However, even after correcting for differences in speed of maturation between the two species, chimpanzees acquired the technique more rapidly and reached adult efficiency earlier than humans. "Obviously, the Mbendjele people solve more complex technical skills on a daily basis in the Congo forest, but it is intriguing to see that in one technical challenge, the technical skills are acquired more rapidly in chimpanzees than in humans. Nuts constitute an important part of the diet for many months each year for chimpanzees, while they may play a lesser role for humans, and so this could illustrate the power of the environment as a selective pressure for learning skills," concluded Boesch.
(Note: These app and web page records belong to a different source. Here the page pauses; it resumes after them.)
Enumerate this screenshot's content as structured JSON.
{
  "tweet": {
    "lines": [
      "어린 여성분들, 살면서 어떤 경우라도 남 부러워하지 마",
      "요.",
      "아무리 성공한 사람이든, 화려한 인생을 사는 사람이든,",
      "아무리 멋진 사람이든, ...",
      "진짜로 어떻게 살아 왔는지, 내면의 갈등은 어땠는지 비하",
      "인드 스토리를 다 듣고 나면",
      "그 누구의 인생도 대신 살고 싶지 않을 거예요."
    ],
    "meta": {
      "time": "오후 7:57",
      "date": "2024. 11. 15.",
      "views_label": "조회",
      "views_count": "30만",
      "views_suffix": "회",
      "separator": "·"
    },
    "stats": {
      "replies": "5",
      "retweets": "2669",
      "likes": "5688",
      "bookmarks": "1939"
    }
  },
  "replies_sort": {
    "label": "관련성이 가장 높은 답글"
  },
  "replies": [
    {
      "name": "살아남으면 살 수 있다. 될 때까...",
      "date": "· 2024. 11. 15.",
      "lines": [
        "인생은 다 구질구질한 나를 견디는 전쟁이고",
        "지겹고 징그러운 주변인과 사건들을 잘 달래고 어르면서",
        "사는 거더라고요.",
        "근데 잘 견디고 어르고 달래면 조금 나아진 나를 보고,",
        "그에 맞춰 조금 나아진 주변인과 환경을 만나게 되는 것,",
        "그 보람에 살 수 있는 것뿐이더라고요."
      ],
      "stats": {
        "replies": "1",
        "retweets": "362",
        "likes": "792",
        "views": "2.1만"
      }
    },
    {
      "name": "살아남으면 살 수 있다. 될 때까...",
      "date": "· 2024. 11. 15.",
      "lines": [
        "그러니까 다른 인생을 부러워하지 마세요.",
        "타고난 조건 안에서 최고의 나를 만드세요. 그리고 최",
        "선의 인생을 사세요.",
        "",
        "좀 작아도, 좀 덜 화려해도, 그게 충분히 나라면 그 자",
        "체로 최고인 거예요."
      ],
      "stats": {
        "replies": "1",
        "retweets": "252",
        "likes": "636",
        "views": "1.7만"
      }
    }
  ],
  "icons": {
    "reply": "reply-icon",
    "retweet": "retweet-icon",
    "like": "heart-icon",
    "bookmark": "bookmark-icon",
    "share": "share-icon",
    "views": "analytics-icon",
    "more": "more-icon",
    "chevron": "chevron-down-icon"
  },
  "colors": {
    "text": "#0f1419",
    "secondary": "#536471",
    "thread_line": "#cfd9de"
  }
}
Furthermore, teaching, which has regularly been proposed as a unique human ability, was observed regularly in both species between experts and apprentices learning the technique. Nut-cracking involves a relatively complex technique employing three distinct objects, the nut, the anvil and the hammer, which need to be arranged and used in a particular way to open the nuts without smashing them. The frequency of the teaching interactions observed in both species supports the idea that teaching facilitates the acquisition of a technique and should therefore be more frequent for complex behaviors in both species.
The relatively similar level of teaching interactions in the two species and the more rapid acquisition of nut-cracking proficiency in chimpanzees come as a surprise, given the assumption that humans are generally superior in tool use. The authors stress that both chimpanzees and humans need to adapt to the challenges they face daily in the environment, and the more similar the problems are, the more similar the solutions and cognitive skills both species will develop. Similar natural comparisons in the future will add to the much-needed comparative assessment of the technical skills of the two species and allow assessment of how humans may truly differ in tool use.